Friday, March 14, 2008

The Middle Ground

I've probably run too many meta-items lately, but it's spring, and not much really substantive is going on, so here's another one, from Mets Geek:

So what do Posnanski, James and Schur have in common? They’re all heroes of the statistical analysis movement in baseball, yet none of them are really sabermetricians. James asks great questions and gives interesting answers, but the hardcore geeks find his work flawed and limited. Schur writes snarky articles in which he criticizes sports writers’ reliance on terrible statistics like wins and RBI, but he gets his own criticism for using FRAA and OPS. Posnanski, too, has not been immune to criticism. After all, he’s a sports writer himself and he just dabbles in this stuff.

In the current Internet-driven world of baseball fandom, statistical accounts and economic analysis are cheap. But good, humorous baseball writing is worth a lot more to the future of baseball and the makeup of its fans. That’s what the critics on either side—both the newspaper hacks and the spreadsheet geeks—don’t understand . . . Sometimes being interesting is better than being right.

I think that's right. When I started ShysterBall last year, my eye was certainly on that middle ground, as is evidenced by my profile: "Craig tends to see things from a sabermetric point of view, but he's not a fanatic about it." Anyone who hangs around here a lot knows that while I have a personal and spiritual relationship with OBP, I'm an Easter and Christmas sabermetrician at best. Lucid and entertaining writing is what matters to me the most, and I think I get there most of the time.

The point of all of this, I think, is to note that to the extent the larger part of the MSM and common fandom ever take a shine to sabermetric principles, it will have been accomplished via the Trojan horse of good and entertaining writing by the Jameses, Posnanskis, Schurs, and (hopefully) Calcaterras of the world as opposed to some eureka moment perusing sortable stats.

13 comments:

Mac said...

Amen

Roger Moore said...

The point that many hard-core stats people seem to miss is that you can get most of the benefits of serious analysis with a relatively small effort. You don't need to go to some convoluted formula like EqAvg or the technical form of Runs Created to get a pretty good understanding of an offense. 90% of the benefit comes from moving from BA/HR/RBI to BA/OBP/SLG and remembering to consider park effects.

The difference between BA/OBP/SLG and the technical formulas is at the level of noise. As far as I can tell, the huge number of hypercomplex formulas are mostly a result of pissing contests between their advocates. Everyone wants to prove that his formula is a tiny bit more accurate than the next guy's, or to mark his sabermetric territory by using a different formula. It winds up making things unnecessarily confusing and intimidating to the uniformed without adding any real benefit.

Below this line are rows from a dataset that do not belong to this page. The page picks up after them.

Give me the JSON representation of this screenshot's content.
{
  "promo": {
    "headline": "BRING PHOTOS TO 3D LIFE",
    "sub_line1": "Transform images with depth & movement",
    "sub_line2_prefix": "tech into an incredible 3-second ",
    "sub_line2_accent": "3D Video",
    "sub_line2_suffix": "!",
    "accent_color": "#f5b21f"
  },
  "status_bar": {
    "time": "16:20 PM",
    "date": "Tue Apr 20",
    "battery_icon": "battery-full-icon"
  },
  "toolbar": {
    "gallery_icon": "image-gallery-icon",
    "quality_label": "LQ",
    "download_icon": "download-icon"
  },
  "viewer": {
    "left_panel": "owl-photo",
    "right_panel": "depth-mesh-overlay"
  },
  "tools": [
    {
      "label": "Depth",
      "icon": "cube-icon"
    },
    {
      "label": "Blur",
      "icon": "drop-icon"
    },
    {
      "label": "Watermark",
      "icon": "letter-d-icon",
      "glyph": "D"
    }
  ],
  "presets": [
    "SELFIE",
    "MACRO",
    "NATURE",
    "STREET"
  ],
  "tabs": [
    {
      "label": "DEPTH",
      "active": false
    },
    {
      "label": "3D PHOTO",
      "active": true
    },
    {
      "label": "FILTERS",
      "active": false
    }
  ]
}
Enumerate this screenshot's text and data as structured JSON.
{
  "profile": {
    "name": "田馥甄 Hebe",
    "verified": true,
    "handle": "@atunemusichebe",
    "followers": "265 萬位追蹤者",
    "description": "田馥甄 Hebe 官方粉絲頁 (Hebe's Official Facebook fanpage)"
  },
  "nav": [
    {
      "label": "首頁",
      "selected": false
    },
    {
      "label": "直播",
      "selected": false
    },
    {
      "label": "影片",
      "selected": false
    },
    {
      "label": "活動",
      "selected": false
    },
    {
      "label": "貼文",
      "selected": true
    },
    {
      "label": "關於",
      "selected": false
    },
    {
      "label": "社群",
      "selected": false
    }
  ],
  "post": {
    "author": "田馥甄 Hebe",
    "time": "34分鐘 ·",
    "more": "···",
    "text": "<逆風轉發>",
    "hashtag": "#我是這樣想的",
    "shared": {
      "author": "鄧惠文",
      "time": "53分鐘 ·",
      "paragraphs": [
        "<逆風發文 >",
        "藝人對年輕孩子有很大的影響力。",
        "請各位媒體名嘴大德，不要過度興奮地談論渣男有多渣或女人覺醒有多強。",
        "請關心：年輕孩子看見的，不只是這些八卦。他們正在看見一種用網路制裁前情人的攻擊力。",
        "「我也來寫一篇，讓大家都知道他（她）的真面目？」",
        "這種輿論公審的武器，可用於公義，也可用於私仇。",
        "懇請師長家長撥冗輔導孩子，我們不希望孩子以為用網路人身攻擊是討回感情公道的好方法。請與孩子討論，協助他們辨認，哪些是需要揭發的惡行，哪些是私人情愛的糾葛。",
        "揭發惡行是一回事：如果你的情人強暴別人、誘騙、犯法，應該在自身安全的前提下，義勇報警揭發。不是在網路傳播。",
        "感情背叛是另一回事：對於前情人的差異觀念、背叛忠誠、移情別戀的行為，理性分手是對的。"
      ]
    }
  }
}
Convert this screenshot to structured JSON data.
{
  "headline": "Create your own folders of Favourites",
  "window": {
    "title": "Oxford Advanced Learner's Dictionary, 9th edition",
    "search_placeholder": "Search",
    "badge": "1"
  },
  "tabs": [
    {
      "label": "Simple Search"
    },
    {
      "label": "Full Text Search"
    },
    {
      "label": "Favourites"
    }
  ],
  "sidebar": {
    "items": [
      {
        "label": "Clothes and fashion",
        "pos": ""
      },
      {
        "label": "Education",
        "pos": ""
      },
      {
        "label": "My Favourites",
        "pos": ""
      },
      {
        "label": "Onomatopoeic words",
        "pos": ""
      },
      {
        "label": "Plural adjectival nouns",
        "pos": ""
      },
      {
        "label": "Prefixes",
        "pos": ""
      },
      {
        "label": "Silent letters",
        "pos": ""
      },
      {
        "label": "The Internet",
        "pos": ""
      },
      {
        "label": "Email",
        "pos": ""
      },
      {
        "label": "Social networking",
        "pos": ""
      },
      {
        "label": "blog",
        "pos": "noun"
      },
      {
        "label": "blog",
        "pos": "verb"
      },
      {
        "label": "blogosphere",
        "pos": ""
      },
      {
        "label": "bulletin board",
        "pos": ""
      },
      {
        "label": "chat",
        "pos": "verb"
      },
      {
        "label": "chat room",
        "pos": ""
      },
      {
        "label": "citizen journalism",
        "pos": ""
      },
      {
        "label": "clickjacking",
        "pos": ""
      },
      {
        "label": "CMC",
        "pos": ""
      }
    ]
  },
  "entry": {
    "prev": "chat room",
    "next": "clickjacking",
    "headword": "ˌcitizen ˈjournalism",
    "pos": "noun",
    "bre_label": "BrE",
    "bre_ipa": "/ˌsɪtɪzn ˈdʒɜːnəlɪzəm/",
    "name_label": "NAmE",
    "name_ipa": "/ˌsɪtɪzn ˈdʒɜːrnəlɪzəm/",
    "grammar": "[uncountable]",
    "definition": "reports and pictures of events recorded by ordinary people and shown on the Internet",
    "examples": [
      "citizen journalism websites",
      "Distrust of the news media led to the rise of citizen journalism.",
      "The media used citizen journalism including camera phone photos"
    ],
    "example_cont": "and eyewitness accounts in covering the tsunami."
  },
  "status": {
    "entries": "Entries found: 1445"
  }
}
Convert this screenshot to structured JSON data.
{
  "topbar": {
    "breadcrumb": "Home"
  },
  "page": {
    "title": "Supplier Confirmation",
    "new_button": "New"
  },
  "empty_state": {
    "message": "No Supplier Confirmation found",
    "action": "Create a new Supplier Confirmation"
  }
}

melodyjbf said...

>...good, humorous baseball writing >is worth a lot more to the future of >baseball and the makeup of its fans.

Um, in using Posnanski as a counter-example here, is this guy suggesting that he doesn't offer "good humorous baseball writing?" Because that's why I check Posnanski's blog every day. The guy is @#$@%! hilarious. It's not that hard to use some stats and still be funny. Hell, lots of stats are inherently funny.

Shyster said...

Roger:

I don't know if I can agree with you about the motives of people doing the analysis, but I do agree with you that for the vast majority of people, a basic understanding of OBP/SLG and contexts (both park effects and era adjustments) is more than enough.

Shyster said...

melodyjbf: I actually think he means that Posnanski is good and humorous, and that because he is, he's more likely to appeal to people than the hard-nosed stats guys.

At least that's how I read it.

John Peterson said...

Yea, I meant that Posnanski has a wider appeal because he is a good writer and he's funny.

Shyster said...

Hey, thanks for stopping by, John!

Great article!

Tangotiger said...

To the extent that what roger moore says is true, then the hitting and pitching stats we needed was furnished by Pete Palmer 25 years ago in The Hidden Game of Baseball.

He gave us both OPS+ and Linear Weights in that book. Bill James however did not embrace LWTS, and so, everyone was on a quest to get a run estimator better than Runs Created.

Shyster said...

I think Tango's point (thanks for stopping by, Tom!) identifies the real issue here: whatcha tryin' to do?

For most fans and snarky bloggers, the BA/OBP/SLG + contexts stuff probably is enought. However, if you're trying to predict something -- say, because you're an assistant GM or a hardcore fantasy player -- those things aren't going to help you that much. In those cases you HAVE to go into the nitty gritty, and the little differences around the edges can mean the difference between first and fifth place, or having a job or being fired.

John Peterson said...

No problem, Shyster. Glad I found your blog.

I hope my article didn't peeve you, Tom. After all, I'm the dummy who can't take the time to calculate WAR.

Tangotiger said...

John, I commented on my blog.

Voros McCracken said...

Just wanted to say it's great to see you here, Roger. Learned a lot from you back in the glory days of rsbb.

Shyster said...

Same here, Roger. I was too late to the game to make it to rsbb, but I am honored to have you reading and commenting.